An Accelerated Death Benefit is a provision in nearly all life insurance policies. It allows a policyholder with a terminal illness, usually with a life expectancy between six months and two years, to access a portion of the death benefit early to be used while they are still alive. The money you receive from an Accelerated Death Benefit rider is then deducted from your total death benefit.
In most cases, the Accelerated Death Benefit is included as part of your life insurance policy at no additional cost to you. However, in order to qualify for it, you must provide medical proof of a terminal diagnosis.
How It Works
You can use life insurance money collected through an Accelerated Death Benefit to pay for whatever you require, such as needed medical care, medications, private home care, hospice, or experimental treatments. You can even use the funds for non-medical needs, such as day to day living expenses. As a rule, you can withdraw up to 50% of your death benefit, but that percentage varies from insurer to insurer. The balance of your death benefit is still paid to your beneficiaries once you pass.
You do not have to pay federal income tax on any money you receive from an Accelerated Death Benefit rider.
Rather than withdrawing money from your life insurance policy through an Accelerated Death Benefit, consider selling your policy instead. As a policyholder, you are legally permitted to sell your whole life insurance policy to a third party for a one-time cash payment. In the case of a policyholder with a terminal diagnosis, this is called a viatical settlement.
To meet the requirements for a viatical settlement, you must have a terminal diagnosis, usually with under two years to live; a policy that’s been in force for at least two years; and a death benefit of at least $100,000. The age of the policyholder does not matter in the case of a viatical settlement.
The way a viatical settlement works is that the third party—preferably a licensed, reputable life/viatical settlement company—gives you a cash payment of, on average, 50% to 70% of your life insurance policy’s face value.
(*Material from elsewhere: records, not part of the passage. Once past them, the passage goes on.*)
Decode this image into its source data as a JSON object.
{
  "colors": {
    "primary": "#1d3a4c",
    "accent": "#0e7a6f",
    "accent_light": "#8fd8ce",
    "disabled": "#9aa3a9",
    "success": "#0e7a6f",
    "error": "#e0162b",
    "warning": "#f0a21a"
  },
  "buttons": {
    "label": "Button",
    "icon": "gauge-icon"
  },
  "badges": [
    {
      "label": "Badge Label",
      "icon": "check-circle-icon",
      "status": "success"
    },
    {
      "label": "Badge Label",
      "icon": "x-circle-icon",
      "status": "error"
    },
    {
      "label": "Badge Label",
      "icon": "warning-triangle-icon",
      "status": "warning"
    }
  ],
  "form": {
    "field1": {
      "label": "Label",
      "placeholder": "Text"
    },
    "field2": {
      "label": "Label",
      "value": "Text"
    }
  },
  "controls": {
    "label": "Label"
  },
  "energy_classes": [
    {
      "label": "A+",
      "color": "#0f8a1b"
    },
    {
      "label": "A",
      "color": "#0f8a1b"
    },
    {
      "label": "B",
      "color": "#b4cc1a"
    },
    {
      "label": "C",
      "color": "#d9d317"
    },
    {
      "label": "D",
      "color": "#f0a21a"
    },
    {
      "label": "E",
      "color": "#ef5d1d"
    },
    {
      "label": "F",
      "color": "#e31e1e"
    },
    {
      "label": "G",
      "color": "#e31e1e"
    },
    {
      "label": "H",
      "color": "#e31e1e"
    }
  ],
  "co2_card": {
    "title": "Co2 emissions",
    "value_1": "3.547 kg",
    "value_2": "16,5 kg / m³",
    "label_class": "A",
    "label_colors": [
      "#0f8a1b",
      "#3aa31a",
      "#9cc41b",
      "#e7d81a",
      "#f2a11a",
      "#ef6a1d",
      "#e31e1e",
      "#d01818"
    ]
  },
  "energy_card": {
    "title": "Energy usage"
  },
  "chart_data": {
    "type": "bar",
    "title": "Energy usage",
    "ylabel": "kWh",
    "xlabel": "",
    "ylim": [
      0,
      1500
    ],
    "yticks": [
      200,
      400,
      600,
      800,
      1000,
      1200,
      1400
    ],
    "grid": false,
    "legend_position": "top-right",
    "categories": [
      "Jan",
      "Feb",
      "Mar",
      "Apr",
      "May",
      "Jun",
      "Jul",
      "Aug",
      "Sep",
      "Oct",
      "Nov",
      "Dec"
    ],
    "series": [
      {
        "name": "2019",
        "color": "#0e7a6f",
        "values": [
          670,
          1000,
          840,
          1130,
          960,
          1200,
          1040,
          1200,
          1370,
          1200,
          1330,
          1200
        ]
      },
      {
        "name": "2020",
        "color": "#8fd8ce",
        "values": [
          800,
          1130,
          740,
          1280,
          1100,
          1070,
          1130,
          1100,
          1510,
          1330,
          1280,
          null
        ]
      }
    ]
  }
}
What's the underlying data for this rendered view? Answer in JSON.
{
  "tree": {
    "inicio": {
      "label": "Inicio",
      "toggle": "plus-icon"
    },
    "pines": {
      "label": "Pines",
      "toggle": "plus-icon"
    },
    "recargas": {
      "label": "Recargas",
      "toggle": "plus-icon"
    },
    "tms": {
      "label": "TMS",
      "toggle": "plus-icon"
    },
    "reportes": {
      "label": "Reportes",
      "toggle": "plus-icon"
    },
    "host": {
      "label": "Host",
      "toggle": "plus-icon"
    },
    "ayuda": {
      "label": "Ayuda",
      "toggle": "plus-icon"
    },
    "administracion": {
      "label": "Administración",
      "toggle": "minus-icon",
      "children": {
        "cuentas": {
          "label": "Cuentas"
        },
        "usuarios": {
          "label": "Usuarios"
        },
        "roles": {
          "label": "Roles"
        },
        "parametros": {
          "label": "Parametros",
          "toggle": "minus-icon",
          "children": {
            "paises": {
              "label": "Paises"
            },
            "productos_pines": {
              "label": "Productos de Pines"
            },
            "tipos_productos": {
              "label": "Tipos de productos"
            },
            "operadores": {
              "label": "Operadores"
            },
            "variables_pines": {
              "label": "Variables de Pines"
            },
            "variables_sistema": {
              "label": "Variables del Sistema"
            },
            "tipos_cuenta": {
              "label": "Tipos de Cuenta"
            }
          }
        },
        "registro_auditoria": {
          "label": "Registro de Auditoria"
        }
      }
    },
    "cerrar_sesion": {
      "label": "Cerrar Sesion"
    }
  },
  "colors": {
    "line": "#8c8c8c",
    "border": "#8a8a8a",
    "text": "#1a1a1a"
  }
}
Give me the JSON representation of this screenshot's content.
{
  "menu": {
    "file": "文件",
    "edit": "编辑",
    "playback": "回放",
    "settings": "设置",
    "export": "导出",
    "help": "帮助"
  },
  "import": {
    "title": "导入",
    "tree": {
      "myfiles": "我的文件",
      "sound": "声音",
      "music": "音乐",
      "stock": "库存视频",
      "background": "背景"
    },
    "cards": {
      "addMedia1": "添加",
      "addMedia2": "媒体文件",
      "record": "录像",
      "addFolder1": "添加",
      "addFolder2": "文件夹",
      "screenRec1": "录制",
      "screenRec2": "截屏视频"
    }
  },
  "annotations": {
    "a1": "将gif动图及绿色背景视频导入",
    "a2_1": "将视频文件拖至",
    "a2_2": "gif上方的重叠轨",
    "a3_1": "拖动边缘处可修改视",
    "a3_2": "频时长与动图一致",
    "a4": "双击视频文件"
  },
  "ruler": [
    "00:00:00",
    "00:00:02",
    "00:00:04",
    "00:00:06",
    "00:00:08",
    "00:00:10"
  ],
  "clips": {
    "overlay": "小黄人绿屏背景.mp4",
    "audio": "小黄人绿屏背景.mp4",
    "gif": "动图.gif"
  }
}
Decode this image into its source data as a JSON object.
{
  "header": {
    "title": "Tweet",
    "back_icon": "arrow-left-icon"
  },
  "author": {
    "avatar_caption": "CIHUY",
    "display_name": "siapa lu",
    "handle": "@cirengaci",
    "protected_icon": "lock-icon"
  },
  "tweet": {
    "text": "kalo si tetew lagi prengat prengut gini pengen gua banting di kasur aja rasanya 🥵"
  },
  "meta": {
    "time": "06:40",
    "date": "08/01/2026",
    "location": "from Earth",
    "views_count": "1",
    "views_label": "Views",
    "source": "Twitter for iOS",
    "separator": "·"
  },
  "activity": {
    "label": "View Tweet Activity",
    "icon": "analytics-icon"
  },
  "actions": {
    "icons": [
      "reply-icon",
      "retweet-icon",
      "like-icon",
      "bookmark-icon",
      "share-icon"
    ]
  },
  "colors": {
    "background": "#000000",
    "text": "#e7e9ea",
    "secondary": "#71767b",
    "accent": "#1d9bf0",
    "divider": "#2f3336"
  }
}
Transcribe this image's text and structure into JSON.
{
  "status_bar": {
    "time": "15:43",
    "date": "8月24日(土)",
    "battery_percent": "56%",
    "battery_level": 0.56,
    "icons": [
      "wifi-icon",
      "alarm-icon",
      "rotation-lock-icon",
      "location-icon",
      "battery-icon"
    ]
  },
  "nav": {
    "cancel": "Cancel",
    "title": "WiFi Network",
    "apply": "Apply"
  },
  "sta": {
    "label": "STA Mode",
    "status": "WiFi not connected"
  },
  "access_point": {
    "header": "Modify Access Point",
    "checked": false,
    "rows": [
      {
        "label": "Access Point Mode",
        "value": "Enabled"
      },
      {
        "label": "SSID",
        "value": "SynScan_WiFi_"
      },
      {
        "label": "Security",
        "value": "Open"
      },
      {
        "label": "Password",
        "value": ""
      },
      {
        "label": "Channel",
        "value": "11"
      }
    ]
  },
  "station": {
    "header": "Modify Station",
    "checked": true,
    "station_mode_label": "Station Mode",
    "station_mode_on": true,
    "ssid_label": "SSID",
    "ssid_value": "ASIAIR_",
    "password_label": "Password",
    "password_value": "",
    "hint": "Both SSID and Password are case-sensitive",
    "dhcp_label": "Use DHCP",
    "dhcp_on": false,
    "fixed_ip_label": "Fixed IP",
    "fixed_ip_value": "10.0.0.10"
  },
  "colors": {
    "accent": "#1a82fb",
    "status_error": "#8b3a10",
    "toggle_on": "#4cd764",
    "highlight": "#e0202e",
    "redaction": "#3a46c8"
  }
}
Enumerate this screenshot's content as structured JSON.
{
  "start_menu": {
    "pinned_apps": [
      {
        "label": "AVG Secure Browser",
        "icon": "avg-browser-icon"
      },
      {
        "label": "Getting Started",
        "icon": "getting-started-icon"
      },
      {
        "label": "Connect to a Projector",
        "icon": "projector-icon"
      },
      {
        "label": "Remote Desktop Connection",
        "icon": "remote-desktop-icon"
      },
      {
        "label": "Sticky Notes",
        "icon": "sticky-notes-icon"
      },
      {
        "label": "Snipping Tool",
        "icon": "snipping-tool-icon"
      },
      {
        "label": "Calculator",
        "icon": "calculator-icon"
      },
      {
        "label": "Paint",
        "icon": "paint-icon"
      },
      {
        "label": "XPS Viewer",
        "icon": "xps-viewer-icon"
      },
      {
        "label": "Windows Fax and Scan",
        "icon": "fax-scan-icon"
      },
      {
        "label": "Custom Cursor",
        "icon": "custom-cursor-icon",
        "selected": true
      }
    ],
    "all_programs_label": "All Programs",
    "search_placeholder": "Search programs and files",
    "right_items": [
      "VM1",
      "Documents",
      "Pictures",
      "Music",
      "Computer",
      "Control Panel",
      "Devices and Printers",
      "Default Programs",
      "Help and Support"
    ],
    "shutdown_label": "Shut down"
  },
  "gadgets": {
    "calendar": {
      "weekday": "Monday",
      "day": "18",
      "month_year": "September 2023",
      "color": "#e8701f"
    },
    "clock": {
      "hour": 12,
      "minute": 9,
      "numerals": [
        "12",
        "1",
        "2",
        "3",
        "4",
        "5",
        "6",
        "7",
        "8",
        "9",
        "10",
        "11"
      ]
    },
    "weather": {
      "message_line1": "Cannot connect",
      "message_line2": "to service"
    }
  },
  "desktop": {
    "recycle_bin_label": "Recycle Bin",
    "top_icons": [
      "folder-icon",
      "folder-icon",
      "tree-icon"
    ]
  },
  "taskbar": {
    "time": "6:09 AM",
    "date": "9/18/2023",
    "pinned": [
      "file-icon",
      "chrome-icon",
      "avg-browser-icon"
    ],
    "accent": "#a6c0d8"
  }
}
In exchange, they assume your insurance premiums, and then collect your death benefit upon your death.
By using the option of a viatical settlement rather than accepting an Accelerated Death Benefit, you’ll immediately receive a large influx of cash that you can use in any way you see fit.
A Life/Viatical Settlement Company
A settlement company can explain the entire process to you and help you decide if a viatical settlement is the right choice for your situation.